Hyderabad city has millions of Telugu people that came from all parts of the state. Vitriol used by leaders like KCR, with statements such as “Tongues will be cut if anybody demands UT status for Hyderabad”, or threats of “civil war” or slogans such as “Telangana wale jago, Andhra wale bhago”, or TRS party MP Vijaya Shanthi openly saying, “whoever enters the Telangana region (for campaigning) will be axed” have instilled fear among the populace. Assaults on prominent leaders like Jayaprakash Narayan and IAS officer Vijayanand and many more have caused millions of people from Coastal Andhra and Rayalaseema to question their personal security in a Telangana state.
There are several other intractable issues on the economic front. For example, two of the major power and irrigation projects in the state, Nagarjuna Sagar and Srisailam are situated right on the border of Nizam Telangana and Coastal Andhra. Add to this mix the disputes that will arise over allocation of river waters to the newly formed states. Problems such as these make the division of Andhra Pradesh a non-trivial matter.
It is clear that the Maoists are in favour of dividing the Andhra Pradesh state. In fact, it can be argued that they are the ones who sowed the seeds for the current separatist movement. Years before KCR dreamt of starting the movement for a separate state, the Naxal’s North Telangana Special Zonal Committee (NTSZC) in 1997 has passed a resolution favouring the formation of Telangana state. During this session detailed strategies about how to build the movement for a separate state have been schemed. Not surprisingly, many of these tactics are currently being employed by the separatists. On January 3rd 2011, KCR, while welcoming former Naxal Sambasivudu into his paty’s fold, promised to endorse and implement the Naxal agenda after the formation of Telangana state. A divided Andhra Pradesh state will strengthen the Naxal movement. A smaller weaker Telangana state could potentially turn into another Maoist hotbed like Chattisgarh and plays into Naxals dream of creating a Maoist corridor of Telangana, Bastar (Chattisgarh), South Orissa, Jharkhand and West Bengal. This is a matter of grave national security.

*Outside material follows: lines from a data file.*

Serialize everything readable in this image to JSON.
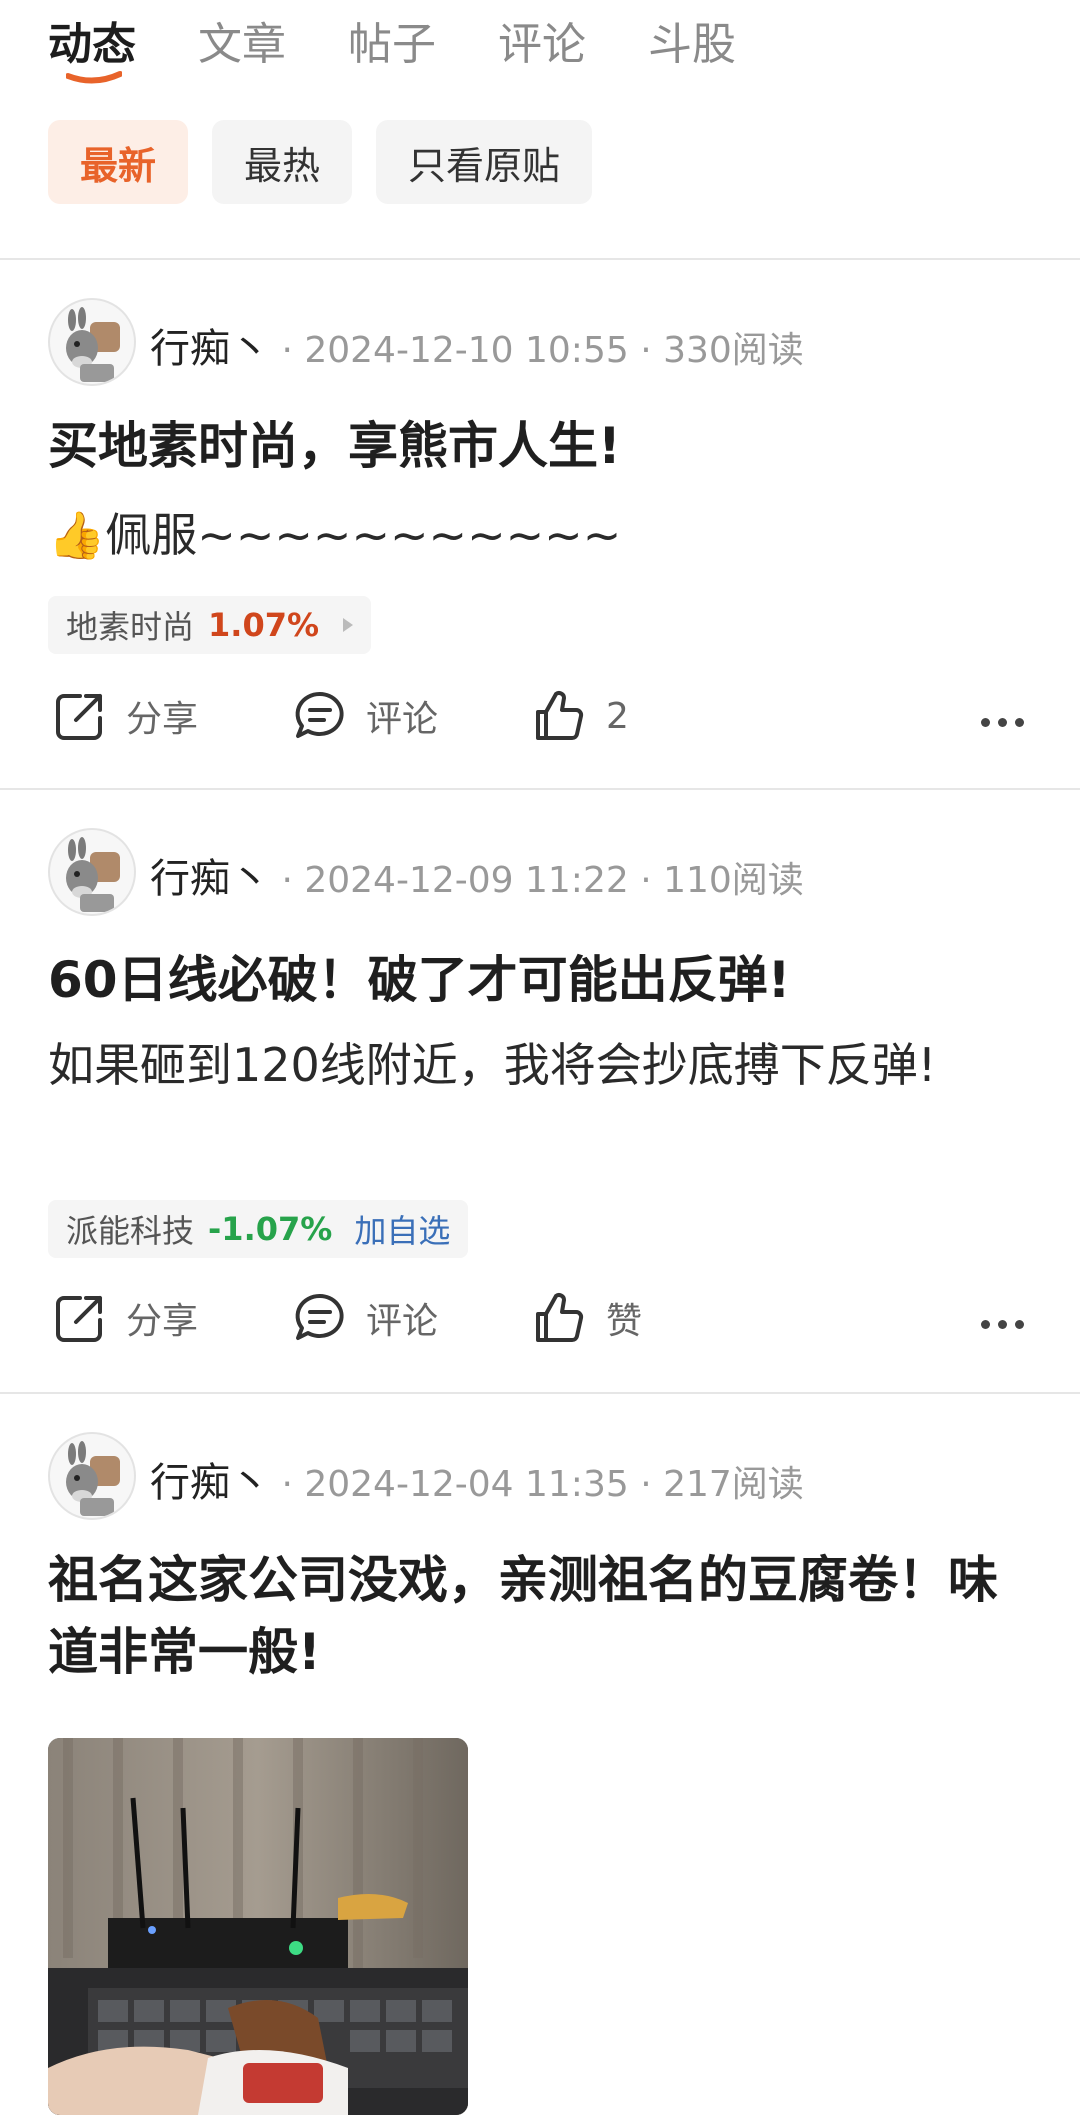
{
  "tabs": [
    {
      "label": "动态",
      "active": true
    },
    {
      "label": "文章"
    },
    {
      "label": "帖子"
    },
    {
      "label": "评论"
    },
    {
      "label": "斗股"
    }
  ],
  "filters": [
    {
      "label": "最新",
      "active": true
    },
    {
      "label": "最热"
    },
    {
      "label": "只看原贴"
    }
  ],
  "posts": [
    {
      "author": "行痴丶",
      "date": "2024-12-10 10:55",
      "reads": "330阅读",
      "title": "买地素时尚，享熊市人生!",
      "body": "佩服~~~~~~~~~~~",
      "emoji": "👍",
      "stock": {
        "name": "地素时尚",
        "change": "1.07%"
      },
      "actions": {
        "share": "分享",
        "comment": "评论",
        "like": "2"
      }
    },
    {
      "author": "行痴丶",
      "date": "2024-12-09 11:22",
      "reads": "110阅读",
      "title": "60日线必破！破了才可能出反弹!",
      "body": "如果砸到120线附近，我将会抄底搏下反弹!",
      "stock": {
        "name": "派能科技",
        "change": "-1.07%",
        "add": "加自选"
      },
      "actions": {
        "share": "分享",
        "comment": "评论",
        "like": "赞"
      }
    },
    {
      "author": "行痴丶",
      "date": "2024-12-04 11:35",
      "reads": "217阅读",
      "title": "祖名这家公司没戏，亲测祖名的豆腐卷！味道非常一般!"
    }
  ],
  "colors": {
    "accent": "#e8632a",
    "up": "#d0461c",
    "down": "#27a34b",
    "link": "#3a6fb8"
  }
}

For too long, Congress, BJP, TDP and other smaller parties used the issue of Telangana for their short term political gains. Andhra Pradesh today is reaping the follies of these myopic positions. The time has come for all political parties to put the interests of nation ahead of their political expediencies. The time has come for the central and state governments to unequivocally stand against not only the division of Andhra Pradesh state but also against division of all linguistic states. Our country has more important priorities at this juncture. If our leaders intend to achieve the double-digit GDP growth and if they are serious about competing with other emerging economies like China, the separatist movements such as the one in Andhra Pradesh should have been nipped in the bud, and it is still not too late.
Save Andhra Pradesh!